Fun Online Polls: Storm names, advertising and shaving.

The results to last week's poll were as follows:

Which was your favourite storm name so far? (Multiple choices allowed)
Abigail - 3 votes
Barney - 0 votes
Clodagh - 2 votes
Desmond - 0 votes
Eva - 0 votes
Frank - 2 votes
Gertrude fka Jonas - 3 votes
Henry - 0 votes
None. The practice is very silly - 80 votes

Lighten up, people!
I watch a fair amount of telly and hence a fair amount of advertising.

The old rule is that there is no point advertising a completely generic product like potatoes or sugar. People will probably buy them anyway, and if one farmer/producer reminds people how great his potatoes are, at best people will buy more potatoes, but they are just as likely to buy somebody else's. So it is only industry-wide organisations who would pay for it.

At the other extreme are products which are totally unique to the producer, they don't really need to be advertised either. If you need that product, you will buy it from the sole supplier, so Rolls Royce don't need to advertise their cars.

Most advertising seems to be for companies/products in the middle ground - cars, banks, online betting, price comparison sites - these are all much of a muchness, they are generic products but with some market segmentation.

- If you buy Car X, you will need to buy replacement parts for it in future. This overlaps with Indian Bicycle Marketing - cars are marketed as manly cars, girly cars, family cars, hipster cars and middle aged cars.
- If you open an account with Bank X, then you are unlikely to switch accounts for several years;
- If you have opened an online betting account with your "free £10 to play", you are likely to stick with them for while (or at least until you have lost more than your "free £10 to play"); and
- Price comparison sites. If you can get more customers, you get more advertisers, which means more customers etc.

Something else which irks is the amount of advertising for disposable razors. There's Gillette and Wilkinson's, who have been locked in mortal combat since the dawn of time (like Coca Cola and Pepsi Cola) with increasing outlandish claims.

Since The Onion spoof from 2004, Fuck Everything, We're Doing Five Blades, they really did go to five blades or here. On the other hand, you see relatively little advertising for dry/electric shavers.

I assume it's because people replace them so seldom, but it might be that it's only a very small market share and most people use disposables.

So that's what I need to find out: "Do you use a dry/electric shaver or disposables?"

Vote here or use the widget in the sidebar.

For the record, I tried disposables briefly when I was a teenager, hated it (rash, cuts etc) and have used an electric shaver ever since.


Random said...

Seen this graph Mark.

Obama has been good for Homeownerists!
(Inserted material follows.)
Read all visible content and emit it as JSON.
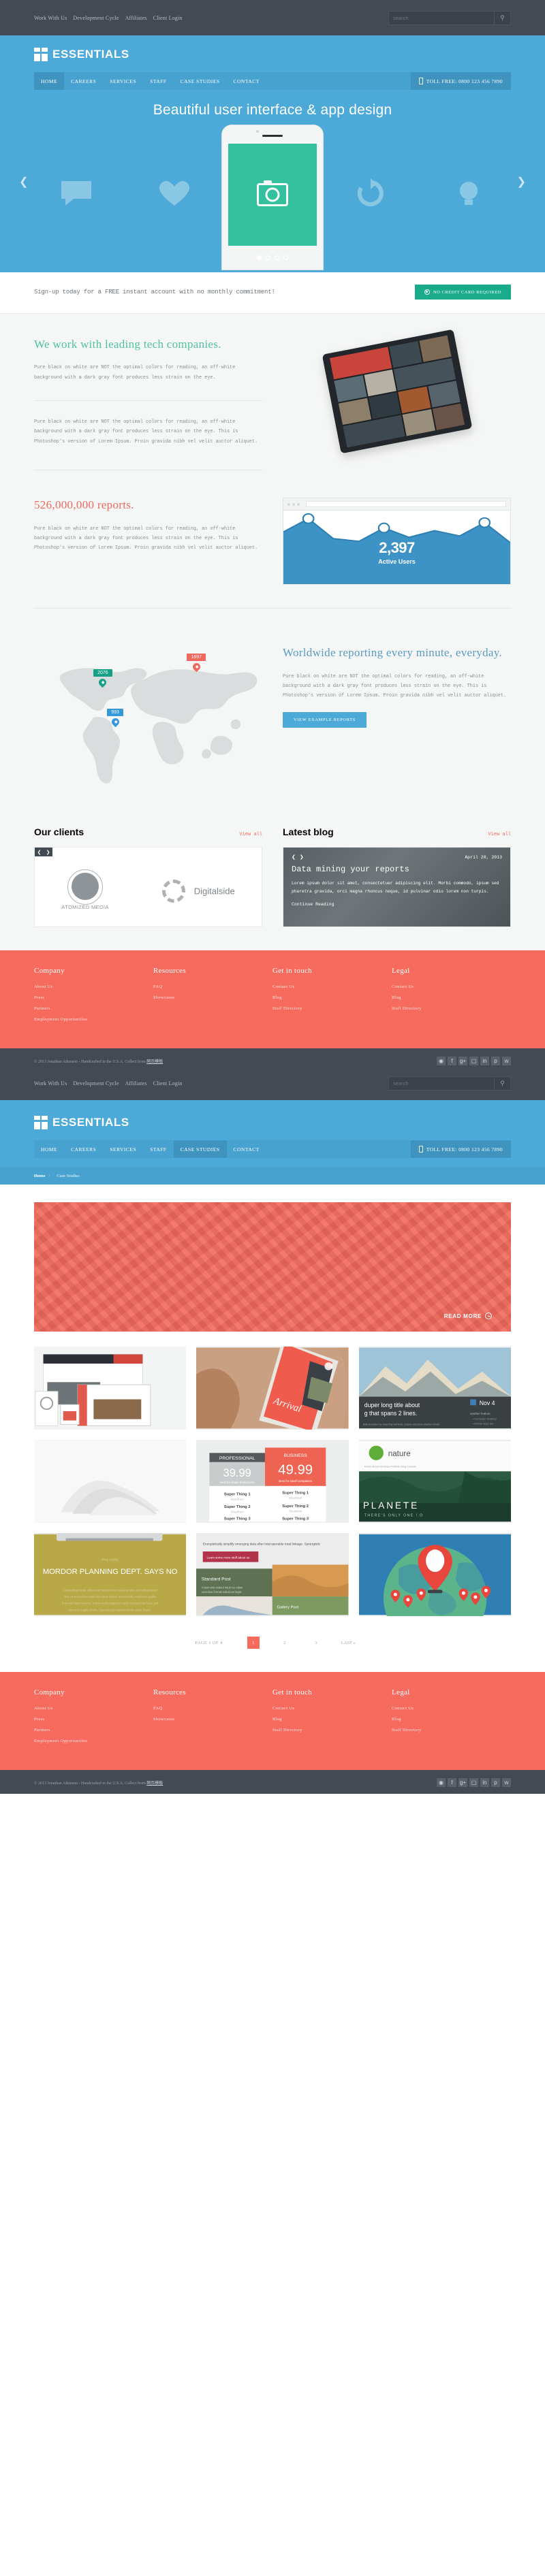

WTF happened!

"Similarly, spending on rent as a percentage of after-tax income – after staying fairly stable around 22% for over a quarter-century through 2012 – soared well above 25% in 2013 before slipping slightly (bottom line)."

"Rent and health care expenses are essentially non discretionary expenditures. Spending more on these items by an extra 5% or so of after-tax incomes puts a serious dent in discretionary spending budgets."
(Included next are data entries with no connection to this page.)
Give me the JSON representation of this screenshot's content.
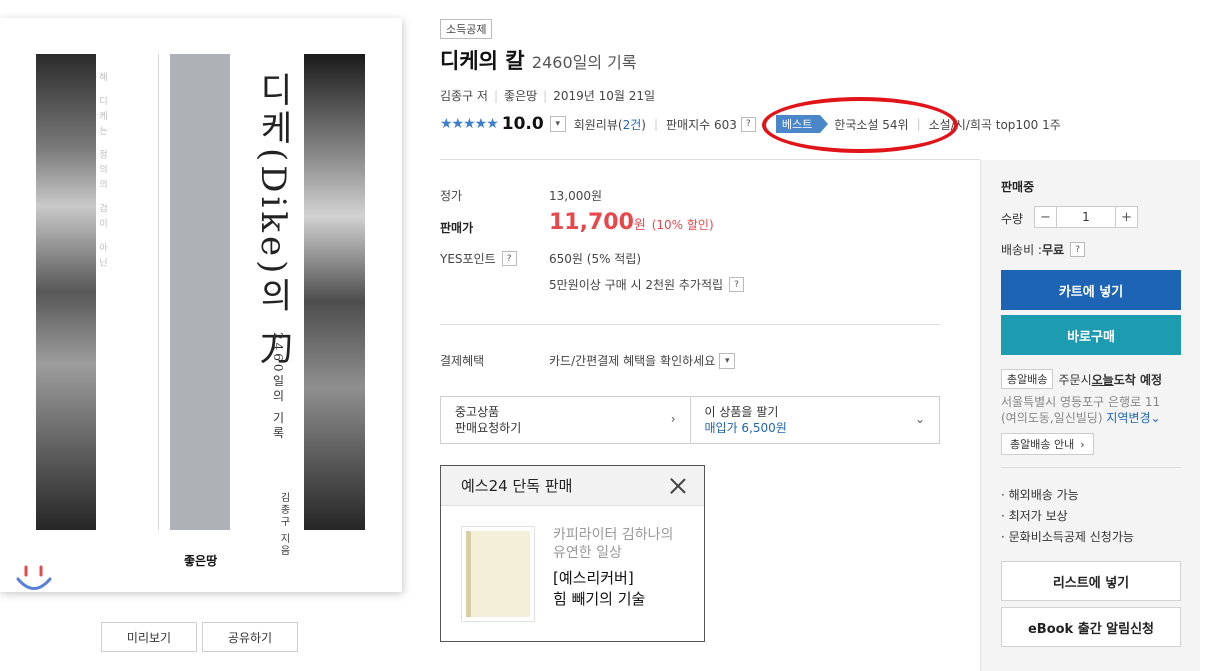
{
  "cover": {
    "title_vertical": "디케(Dike)의 刀",
    "subtitle_vertical": "2460일의 기록",
    "author_vertical": "김종구 지음",
    "side_text": "해 디케는 정의의 검이 아닌",
    "publisher_logo": "좋은땅",
    "logo_icon": "smile-icon"
  },
  "cover_buttons": {
    "preview": "미리보기",
    "share": "공유하기"
  },
  "product": {
    "tag": "소득공제",
    "title": "디케의 칼",
    "subtitle": "2460일의 기록",
    "author": "김종구 저",
    "publisher": "좋은땅",
    "date": "2019년 10월 21일",
    "stars": "★★★★★",
    "score": "10.0",
    "review_prefix": "회원리뷰(",
    "review_count": "2건",
    "review_suffix": ")",
    "sales_index": "판매지수 603",
    "best_label": "베스트",
    "rank1": "한국소설 54위",
    "rank2": "소설/시/희곡 top100 1주"
  },
  "price": {
    "list_label": "정가",
    "list_value": "13,000원",
    "sale_label": "판매가",
    "sale_amount": "11,700",
    "sale_unit": "원",
    "discount": "(10% 할인)",
    "point_label": "YES포인트",
    "point_value": "650원 (5% 적립)",
    "point_extra": "5만원이상 구매 시 2천원 추가적립",
    "benefit_label": "결제혜택",
    "benefit_value": "카드/간편결제 혜택을 확인하세요"
  },
  "used": {
    "left_line1": "중고상품",
    "left_line2": "판매요청하기",
    "right_line1": "이 상품을 팔기",
    "right_line2": "매입가 6,500원"
  },
  "exclusive": {
    "header": "예스24 단독 판매",
    "subtitle_line1": "카피라이터 김하나의",
    "subtitle_line2": "유연한 일상",
    "title_line1": "[예스리커버]",
    "title_line2": "힘 빼기의 기술"
  },
  "side": {
    "status": "판매중",
    "qty_label": "수량",
    "qty_value": "1",
    "qty_minus": "−",
    "qty_plus": "+",
    "shipping_label": "배송비 : ",
    "shipping_value": "무료",
    "cart_button": "카트에 넣기",
    "buy_button": "바로구매",
    "delivery_pill": "총알배송",
    "delivery_text_pre": "주문시 ",
    "delivery_today": "오늘",
    "delivery_text_post": " 도착 예정",
    "address_line1": "서울특별시 영등포구 은행로 11",
    "address_line2": "(여의도동,일신빌딩)",
    "address_change": "지역변경",
    "delivery_info_button": "총알배송 안내",
    "bullets": [
      "해외배송 가능",
      "최저가 보상",
      "문화비소득공제 신청가능"
    ],
    "wishlist_button": "리스트에 넣기",
    "ebook_button": "eBook 출간 알림신청"
  },
  "colors": {
    "accent_blue": "#1e64b4",
    "buy_teal": "#1d9bb0",
    "price_red": "#e8474c",
    "annotation_red": "#e1141a"
  }
}
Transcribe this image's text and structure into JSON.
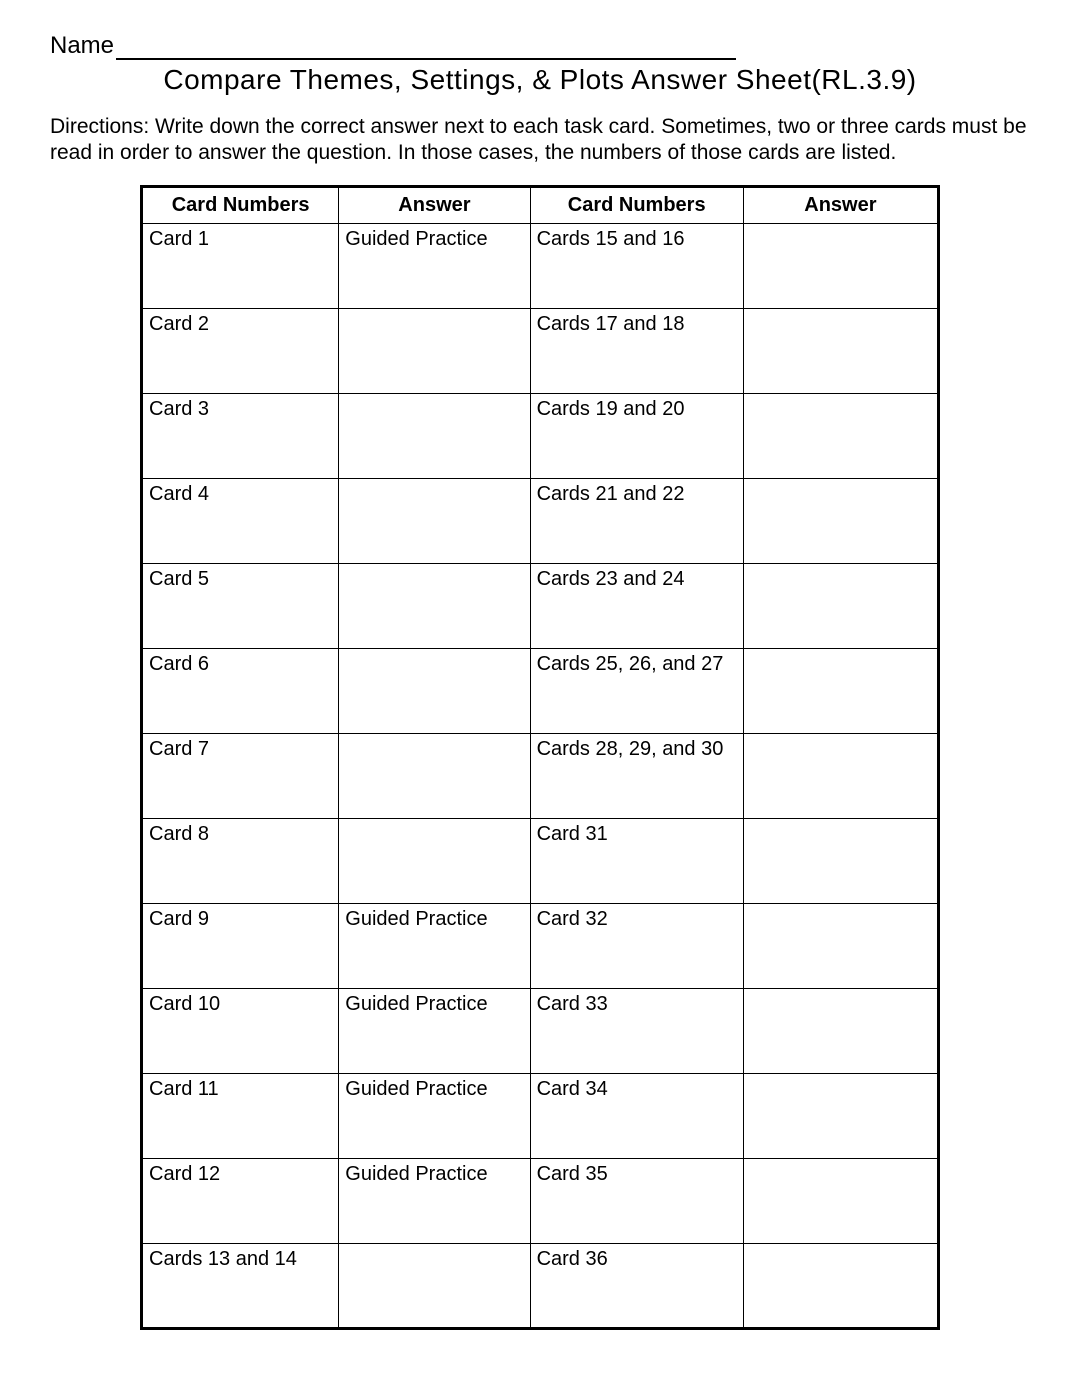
{
  "name_label": "Name",
  "title": "Compare Themes, Settings, & Plots Answer Sheet(RL.3.9)",
  "directions": "Directions:  Write down the correct answer next to each task card.  Sometimes, two or three cards must be read in order to answer the question.  In those cases, the numbers of those cards are listed.",
  "headers": {
    "col1": "Card Numbers",
    "col2": "Answer",
    "col3": "Card Numbers",
    "col4": "Answer"
  },
  "rows": [
    {
      "c1": "Card 1",
      "a1": "Guided Practice",
      "c2": "Cards 15 and 16",
      "a2": ""
    },
    {
      "c1": "Card 2",
      "a1": "",
      "c2": "Cards 17 and 18",
      "a2": ""
    },
    {
      "c1": "Card 3",
      "a1": "",
      "c2": "Cards 19 and 20",
      "a2": ""
    },
    {
      "c1": "Card 4",
      "a1": "",
      "c2": "Cards 21 and 22",
      "a2": ""
    },
    {
      "c1": "Card 5",
      "a1": "",
      "c2": "Cards 23 and 24",
      "a2": ""
    },
    {
      "c1": "Card 6",
      "a1": "",
      "c2": "Cards 25, 26, and 27",
      "a2": ""
    },
    {
      "c1": "Card 7",
      "a1": "",
      "c2": "Cards 28, 29, and 30",
      "a2": ""
    },
    {
      "c1": "Card 8",
      "a1": "",
      "c2": "Card 31",
      "a2": ""
    },
    {
      "c1": "Card 9",
      "a1": "Guided Practice",
      "c2": "Card 32",
      "a2": ""
    },
    {
      "c1": "Card 10",
      "a1": "Guided Practice",
      "c2": "Card 33",
      "a2": ""
    },
    {
      "c1": "Card 11",
      "a1": "Guided Practice",
      "c2": "Card 34",
      "a2": ""
    },
    {
      "c1": "Card 12",
      "a1": "Guided Practice",
      "c2": "Card 35",
      "a2": ""
    },
    {
      "c1": "Cards 13 and 14",
      "a1": "",
      "c2": "Card 36",
      "a2": ""
    }
  ]
}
Mosler Economics full post

Mark Wadsworth said...

R, not good, is it?

Sean Vosper said...

Some good LVT stuff from the IEA.
But why, business rates 1st - doesn't it make more sense to do residential 1st?
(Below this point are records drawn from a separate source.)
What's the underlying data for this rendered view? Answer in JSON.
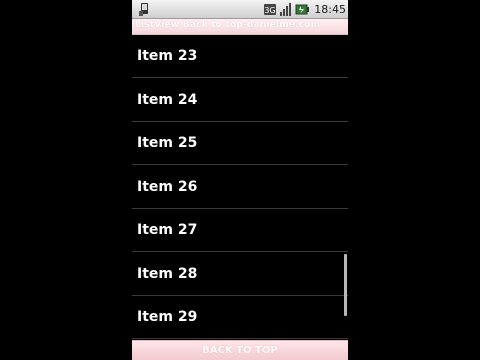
{
  "status_bar": {
    "time": "18:45",
    "icons": [
      "usb-debug-icon",
      "network-3g-icon",
      "signal-bars-icon",
      "battery-charging-icon"
    ]
  },
  "title_bar": {
    "title": "ListView Back to top-danielme.com"
  },
  "list": {
    "items": [
      {
        "label": "Item 23"
      },
      {
        "label": "Item 24"
      },
      {
        "label": "Item 25"
      },
      {
        "label": "Item 26"
      },
      {
        "label": "Item 27"
      },
      {
        "label": "Item 28"
      },
      {
        "label": "Item 29"
      }
    ],
    "scroll_position": 0.9
  },
  "footer": {
    "button_label": "BACK TO TOP"
  },
  "colors": {
    "background": "#000000",
    "title_bar": "#f5d6da",
    "footer": "#f2c9cf",
    "item_text": "#ffffff",
    "divider": "#3a3a3a"
  }
}
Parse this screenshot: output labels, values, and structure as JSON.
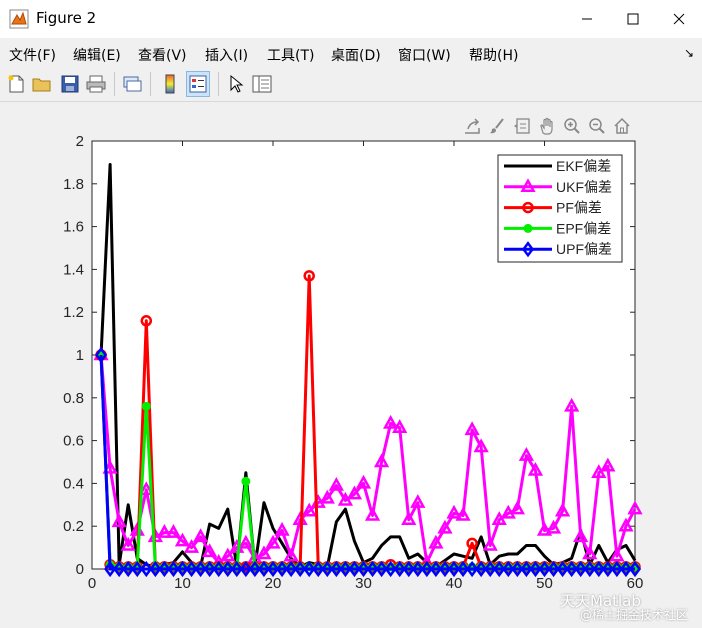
{
  "window": {
    "title": "Figure 2"
  },
  "menu": [
    "文件(F)",
    "编辑(E)",
    "查看(V)",
    "插入(I)",
    "工具(T)",
    "桌面(D)",
    "窗口(W)",
    "帮助(H)"
  ],
  "watermark": {
    "line1": "天天Matlab",
    "line2": "@稀土掘金技术社区"
  },
  "chart_data": {
    "type": "line",
    "xlim": [
      0,
      60
    ],
    "ylim": [
      0,
      2
    ],
    "xticks": [
      0,
      10,
      20,
      30,
      40,
      50,
      60
    ],
    "yticks": [
      0,
      0.2,
      0.4,
      0.6,
      0.8,
      1,
      1.2,
      1.4,
      1.6,
      1.8,
      2
    ],
    "xtick_labels": [
      "0",
      "10",
      "20",
      "30",
      "40",
      "50",
      "60"
    ],
    "ytick_labels": [
      "0",
      "0.2",
      "0.4",
      "0.6",
      "0.8",
      "1",
      "1.2",
      "1.4",
      "1.6",
      "1.8",
      "2"
    ],
    "grid": false,
    "legend": "top-right",
    "x": [
      1,
      2,
      3,
      4,
      5,
      6,
      7,
      8,
      9,
      10,
      11,
      12,
      13,
      14,
      15,
      16,
      17,
      18,
      19,
      20,
      21,
      22,
      23,
      24,
      25,
      26,
      27,
      28,
      29,
      30,
      31,
      32,
      33,
      34,
      35,
      36,
      37,
      38,
      39,
      40,
      41,
      42,
      43,
      44,
      45,
      46,
      47,
      48,
      49,
      50,
      51,
      52,
      53,
      54,
      55,
      56,
      57,
      58,
      59,
      60
    ],
    "series": [
      {
        "name": "EKF偏差",
        "color": "#000000",
        "marker": "none",
        "values": [
          1.0,
          1.89,
          0.02,
          0.3,
          0.05,
          0.02,
          0.01,
          0.02,
          0.03,
          0.08,
          0.03,
          0.01,
          0.21,
          0.19,
          0.28,
          0.01,
          0.45,
          0.01,
          0.31,
          0.19,
          0.12,
          0.05,
          0.01,
          0.03,
          0.02,
          0.01,
          0.22,
          0.28,
          0.13,
          0.03,
          0.05,
          0.11,
          0.15,
          0.15,
          0.05,
          0.07,
          0.03,
          0.01,
          0.04,
          0.07,
          0.06,
          0.05,
          0.15,
          0.02,
          0.06,
          0.07,
          0.07,
          0.11,
          0.11,
          0.06,
          0.02,
          0.03,
          0.05,
          0.18,
          0.02,
          0.11,
          0.03,
          0.09,
          0.11,
          0.04
        ]
      },
      {
        "name": "UKF偏差",
        "color": "#ff00ff",
        "marker": "triangle",
        "values": [
          1.0,
          0.47,
          0.22,
          0.11,
          0.18,
          0.37,
          0.15,
          0.17,
          0.17,
          0.13,
          0.1,
          0.15,
          0.08,
          0.03,
          0.06,
          0.1,
          0.12,
          0.05,
          0.07,
          0.12,
          0.18,
          0.06,
          0.23,
          0.27,
          0.31,
          0.33,
          0.39,
          0.32,
          0.35,
          0.4,
          0.25,
          0.5,
          0.68,
          0.66,
          0.23,
          0.31,
          0.03,
          0.12,
          0.19,
          0.26,
          0.25,
          0.65,
          0.57,
          0.11,
          0.23,
          0.26,
          0.28,
          0.53,
          0.46,
          0.18,
          0.19,
          0.27,
          0.76,
          0.15,
          0.07,
          0.45,
          0.48,
          0.06,
          0.2,
          0.28
        ]
      },
      {
        "name": "PF偏差",
        "color": "#ff0000",
        "marker": "circle",
        "values": [
          1.0,
          0.02,
          0.01,
          0.01,
          0.01,
          1.16,
          0.01,
          0.01,
          0.01,
          0.01,
          0.01,
          0.01,
          0.01,
          0.01,
          0.01,
          0.01,
          0.01,
          0.01,
          0.01,
          0.01,
          0.01,
          0.01,
          0.01,
          1.37,
          0.01,
          0.01,
          0.01,
          0.01,
          0.01,
          0.01,
          0.01,
          0.01,
          0.02,
          0.01,
          0.01,
          0.01,
          0.01,
          0.01,
          0.01,
          0.01,
          0.01,
          0.12,
          0.01,
          0.01,
          0.01,
          0.01,
          0.01,
          0.01,
          0.01,
          0.01,
          0.01,
          0.01,
          0.01,
          0.01,
          0.01,
          0.01,
          0.01,
          0.01,
          0.01,
          0.01
        ]
      },
      {
        "name": "EPF偏差",
        "color": "#00ee00",
        "marker": "dot",
        "values": [
          1.0,
          0.02,
          0.01,
          0.01,
          0.01,
          0.76,
          0.01,
          0.01,
          0.01,
          0.01,
          0.01,
          0.01,
          0.01,
          0.01,
          0.01,
          0.01,
          0.41,
          0.01,
          0.01,
          0.01,
          0.01,
          0.01,
          0.01,
          0.01,
          0.01,
          0.01,
          0.01,
          0.01,
          0.01,
          0.01,
          0.01,
          0.01,
          0.01,
          0.01,
          0.01,
          0.01,
          0.01,
          0.01,
          0.01,
          0.01,
          0.01,
          0.01,
          0.01,
          0.01,
          0.01,
          0.01,
          0.01,
          0.01,
          0.01,
          0.01,
          0.01,
          0.01,
          0.01,
          0.01,
          0.01,
          0.01,
          0.01,
          0.01,
          0.01,
          0.01
        ]
      },
      {
        "name": "UPF偏差",
        "color": "#0000ff",
        "marker": "diamond",
        "values": [
          1.0,
          0.0,
          0.0,
          0.0,
          0.0,
          0.0,
          0.0,
          0.0,
          0.0,
          0.0,
          0.0,
          0.0,
          0.0,
          0.0,
          0.0,
          0.0,
          0.0,
          0.0,
          0.0,
          0.0,
          0.0,
          0.0,
          0.0,
          0.0,
          0.0,
          0.0,
          0.0,
          0.0,
          0.0,
          0.0,
          0.0,
          0.0,
          0.0,
          0.0,
          0.0,
          0.0,
          0.0,
          0.0,
          0.0,
          0.0,
          0.0,
          0.0,
          0.0,
          0.0,
          0.0,
          0.0,
          0.0,
          0.0,
          0.0,
          0.0,
          0.0,
          0.0,
          0.0,
          0.0,
          0.0,
          0.0,
          0.0,
          0.0,
          0.0,
          0.0
        ]
      }
    ]
  }
}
Sean Vosper said...'s the link...

Mark Wadsworth said...

SV, yes, very good, I linked to it on FB and Twitter.

Pablo said...

Aren't Gillette and Wilkinson the same co.?

Mark Wadsworth said...

P, not that I'm aware.

mombers said...

Pl add this option, just for me:
'I haven't clean shaved since longer before hipsters came along'